The latest title in National Theatre Live's #NationalTheatreAtHome series is director Danny Boyle's stage adaptation of the Mary Shelley classic, starring Benedict Cumberbatch and Jonny Lee Miller. The trick of Boyle's stage show is that both Cumberbatch and Miller could—and would—swap roles on any given night, in keeping with Boyle's desire to tackle the story in a way that amplifies the idea that the doctor and the monster create each other in their own ways. Whatever version airs tonight on the National Theatre YouTube, the other version plays tomorrow. You'll want to watch both, no matter what.

A Secret Love
You see the names Ryan Murphy and Jason Blum in the credit block of something, you're probably in for something highly acidic at the very least. Seeing their names together on a project might seem like a guaranteed night of delicious nastiness. And yet, A Secret Love, produced by both men and directed by Chris Bolan, isn't an experiment in sci-fi, horror, or alternate history, but a documentary focused on the true story of Terry Donahue and Pat Henschel, two women who met while playing baseball in the same all-women's league that inspired A League of Their Own, fell in love, and created "seven decades worth of stories" together, in secret, before coming out to their friends and family in 2009. Someone once said there's no crying in baseball, but tonight? That's a damn lie.

Cunningham
Dancer, choreographer, and founder of a world renowned dance company, Merce Cunningham is considered profoundly influential, and not just in the world of modern dance. Through his collaborations, Cunningham left his mark on avant-garde art, across mediums. Born over 100 years ago in Centralia, WA, Cunningham spent spent seven decades in the world of dance, founding the Merce Cunningham Dance Company, and this documentary tells the story of his remarkable life by juxtaposing archival footage, interviews, and footage—both old and new—of his dancing. SUZETTE SMITH

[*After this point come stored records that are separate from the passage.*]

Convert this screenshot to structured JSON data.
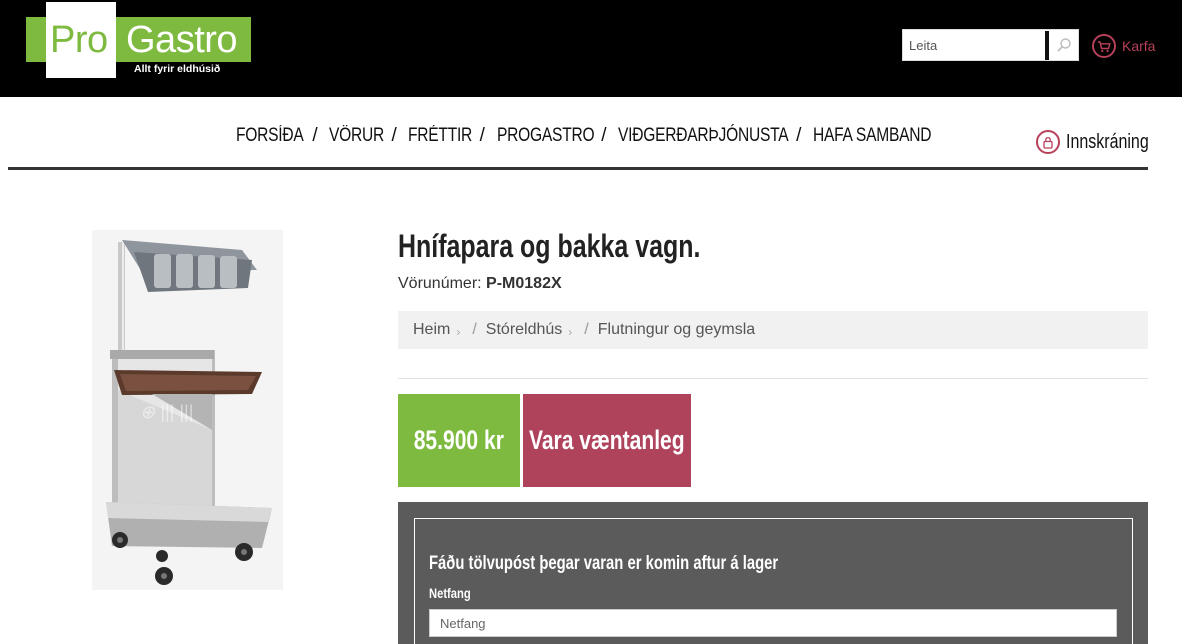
{
  "header": {
    "logo": {
      "pro": "Pro",
      "gastro": "Gastro",
      "tagline": "Allt fyrir eldhúsið"
    },
    "search": {
      "placeholder": "Leita",
      "value": ""
    },
    "cart_label": "Karfa"
  },
  "nav": {
    "items": [
      "FORSÍÐA",
      "VÖRUR",
      "FRÉTTIR",
      "PROGASTRO",
      "VIÐGERÐARÞJÓNUSTA",
      "HAFA SAMBAND"
    ],
    "separator": "/",
    "login_label": "Innskráning"
  },
  "product": {
    "title": "Hnífapara og bakka vagn.",
    "sku_label": "Vörunúmer:",
    "sku_value": "P-M0182X",
    "breadcrumb": [
      "Heim",
      "Stóreldhús",
      "Flutningur og geymsla"
    ],
    "price": "85.900 kr",
    "availability": "Vara væntanleg"
  },
  "notify": {
    "heading": "Fáðu tölvupóst þegar varan er komin aftur á lager",
    "email_label": "Netfang",
    "email_placeholder": "Netfang"
  },
  "colors": {
    "brand_green": "#7dba3f",
    "brand_red": "#b0435c",
    "header_bg": "#000000",
    "notify_bg": "#5b5b5b"
  }
}
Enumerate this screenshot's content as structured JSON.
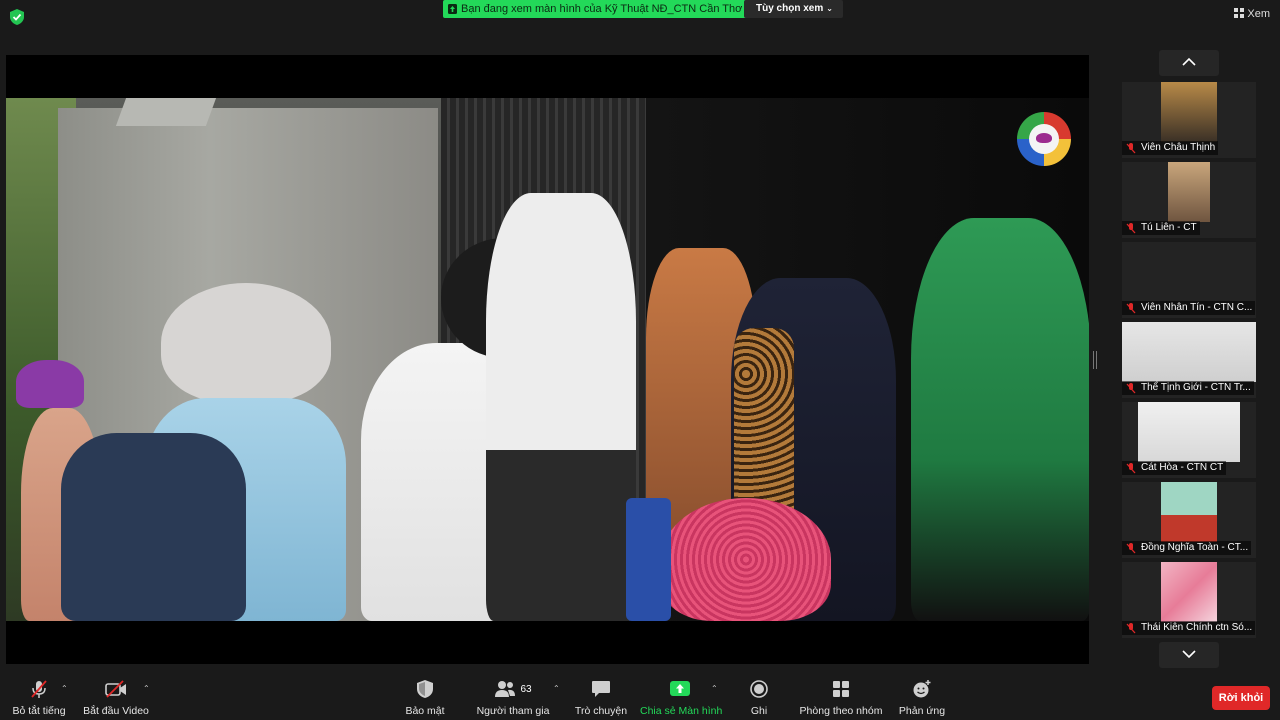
{
  "topbar": {
    "security_icon": "shield-check-icon",
    "share_banner": "Bạn đang xem màn hình của Kỹ Thuật NĐ_CTN Cần Thơ",
    "view_options": "Tùy chọn xem",
    "view_label": "Xem"
  },
  "colors": {
    "share_green": "#23d959",
    "leave_red": "#e02828",
    "background": "#1a1a1a",
    "muted_mic": "#e02828"
  },
  "participants": [
    {
      "name": "Viên Châu Thịnh",
      "mic": "muted-mic-icon"
    },
    {
      "name": "Tú Liên - CT",
      "mic": "muted-mic-icon"
    },
    {
      "name": "Viên Nhân Tín - CTN C...",
      "mic": "muted-mic-icon"
    },
    {
      "name": "Thể Tịnh Giới - CTN Tr...",
      "mic": "muted-mic-icon"
    },
    {
      "name": "Cát Hòa - CTN CT",
      "mic": "muted-mic-icon"
    },
    {
      "name": "Đồng Nghĩa Toàn - CT...",
      "mic": "muted-mic-icon"
    },
    {
      "name": "Thái Kiên Chính ctn Só...",
      "mic": "muted-mic-icon"
    }
  ],
  "toolbar": {
    "mute": "Bỏ tắt tiếng",
    "video": "Bắt đầu Video",
    "security": "Bảo mật",
    "participants": "Người tham gia",
    "participants_count": "63",
    "chat": "Trò chuyện",
    "share": "Chia sẻ Màn hình",
    "record": "Ghi",
    "breakout": "Phòng theo nhóm",
    "reactions": "Phản ứng",
    "leave": "Rời khỏi"
  }
}
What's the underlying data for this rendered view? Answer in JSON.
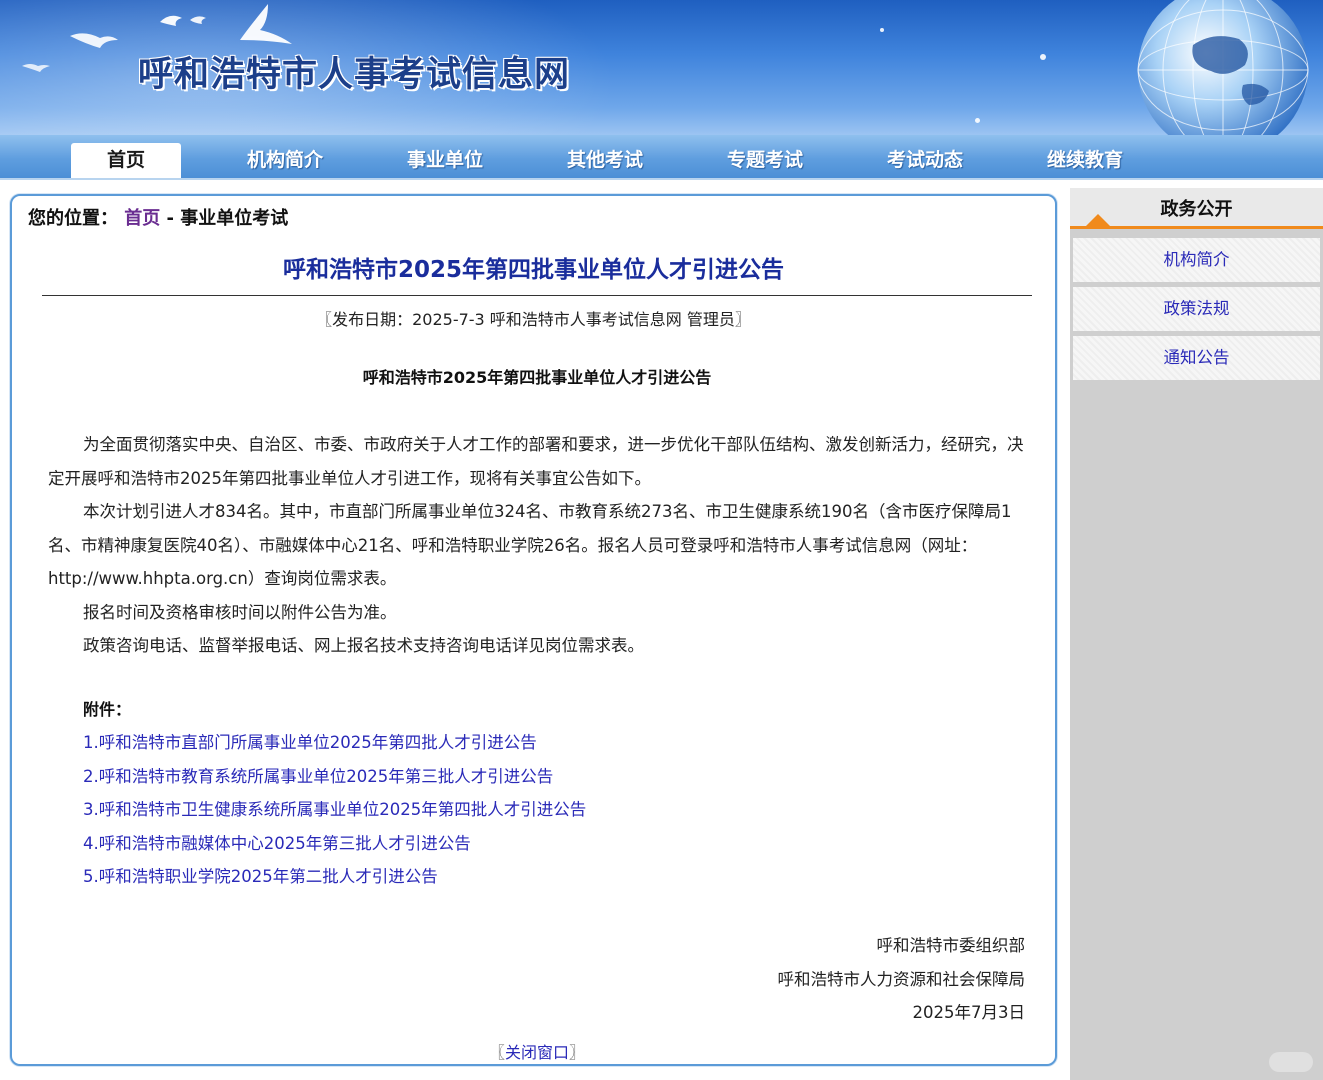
{
  "site": {
    "title": "呼和浩特市人事考试信息网"
  },
  "nav": {
    "items": [
      {
        "label": "首页",
        "active": true
      },
      {
        "label": "机构简介"
      },
      {
        "label": "事业单位"
      },
      {
        "label": "其他考试"
      },
      {
        "label": "专题考试"
      },
      {
        "label": "考试动态"
      },
      {
        "label": "继续教育"
      }
    ]
  },
  "breadcrumb": {
    "prefix": "您的位置：",
    "home": "首页",
    "sep": " - ",
    "current": "事业单位考试"
  },
  "article": {
    "headline": "呼和浩特市2025年第四批事业单位人才引进公告",
    "meta": "〖发布日期：2025-7-3 呼和浩特市人事考试信息网 管理员〗",
    "subtitle": "呼和浩特市2025年第四批事业单位人才引进公告",
    "paragraphs": [
      "为全面贯彻落实中央、自治区、市委、市政府关于人才工作的部署和要求，进一步优化干部队伍结构、激发创新活力，经研究，决定开展呼和浩特市2025年第四批事业单位人才引进工作，现将有关事宜公告如下。",
      "本次计划引进人才834名。其中，市直部门所属事业单位324名、市教育系统273名、市卫生健康系统190名（含市医疗保障局1名、市精神康复医院40名）、市融媒体中心21名、呼和浩特职业学院26名。报名人员可登录呼和浩特市人事考试信息网（网址：http://www.hhpta.org.cn）查询岗位需求表。",
      "报名时间及资格审核时间以附件公告为准。",
      "政策咨询电话、监督举报电话、网上报名技术支持咨询电话详见岗位需求表。"
    ],
    "attachments_label": "附件：",
    "attachments": [
      "1.呼和浩特市直部门所属事业单位2025年第四批人才引进公告",
      "2.呼和浩特市教育系统所属事业单位2025年第三批人才引进公告",
      "3.呼和浩特市卫生健康系统所属事业单位2025年第四批人才引进公告",
      "4.呼和浩特市融媒体中心2025年第三批人才引进公告",
      "5.呼和浩特职业学院2025年第二批人才引进公告"
    ],
    "signature": [
      "呼和浩特市委组织部",
      "呼和浩特市人力资源和社会保障局",
      "2025年7月3日"
    ],
    "close": {
      "open": "〖",
      "label": "关闭窗口",
      "close": "〗"
    }
  },
  "sidebar": {
    "title": "政务公开",
    "accent": "#f08a1c",
    "items": [
      "机构简介",
      "政策法规",
      "通知公告"
    ]
  },
  "colors": {
    "link": "#2a2ab8",
    "headline": "#1a2d9c",
    "border": "#5b9bd8"
  }
}
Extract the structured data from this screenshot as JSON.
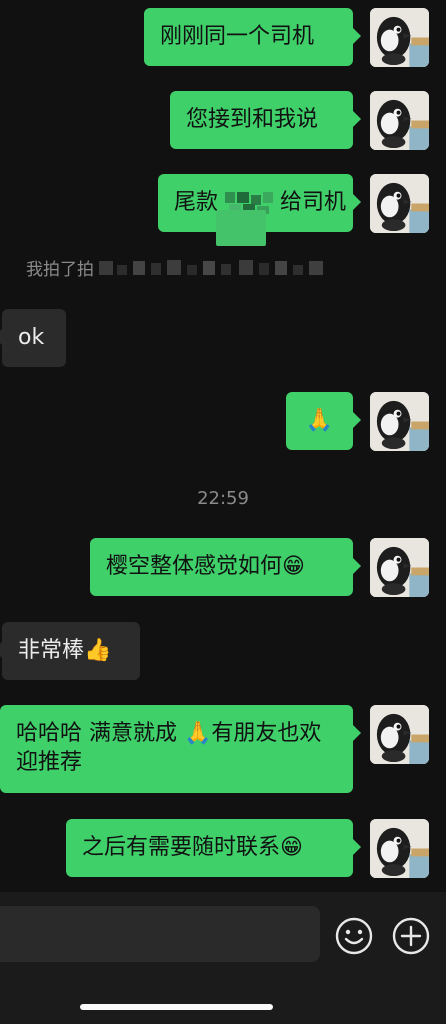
{
  "messages": [
    {
      "id": "m1",
      "side": "out",
      "text": "刚刚同一个司机"
    },
    {
      "id": "m2",
      "side": "out",
      "text": "您接到和我说"
    },
    {
      "id": "m3",
      "side": "out",
      "text_start": "尾款",
      "text_end": "给司机"
    },
    {
      "id": "m4",
      "side": "in",
      "text": "ok"
    },
    {
      "id": "m5",
      "side": "out",
      "text": "🙏"
    },
    {
      "id": "m6",
      "side": "out",
      "text": "樱空整体感觉如何😁"
    },
    {
      "id": "m7",
      "side": "in",
      "text": "非常棒👍"
    },
    {
      "id": "m8",
      "side": "out",
      "text": "哈哈哈 满意就成 🙏有朋友也欢迎推荐"
    },
    {
      "id": "m9",
      "side": "out",
      "text": "之后有需要随时联系😁"
    }
  ],
  "system_notice": {
    "text": "我拍了拍"
  },
  "timestamp": "22:59",
  "input_bar": {
    "emoji_icon": "smiley-face-icon",
    "plus_icon": "plus-circle-icon"
  },
  "colors": {
    "outgoing_bubble": "#3fd06a",
    "incoming_bubble": "#2b2b2b",
    "background": "#111111"
  }
}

Aldous Harding
Aldous Harding’s voice is a weird world, some sideways place where everything is always melting and morphing. It’s a slippery and enchanting marvel that glances the hermetic realms of Scott Walker and Marianne Faithful and Anohni, but it remains its own odd thing. It is a prism refracting midnight vibes—childlike wonder and stricken desire, brand new glee and ancient menace. Harding funnels it into recognizable pop forms, but it is too much, and so it spills past the lip of the common to claim the space beyond what is known. To hear it is to believe in something you will never touch. CHRIS STAMM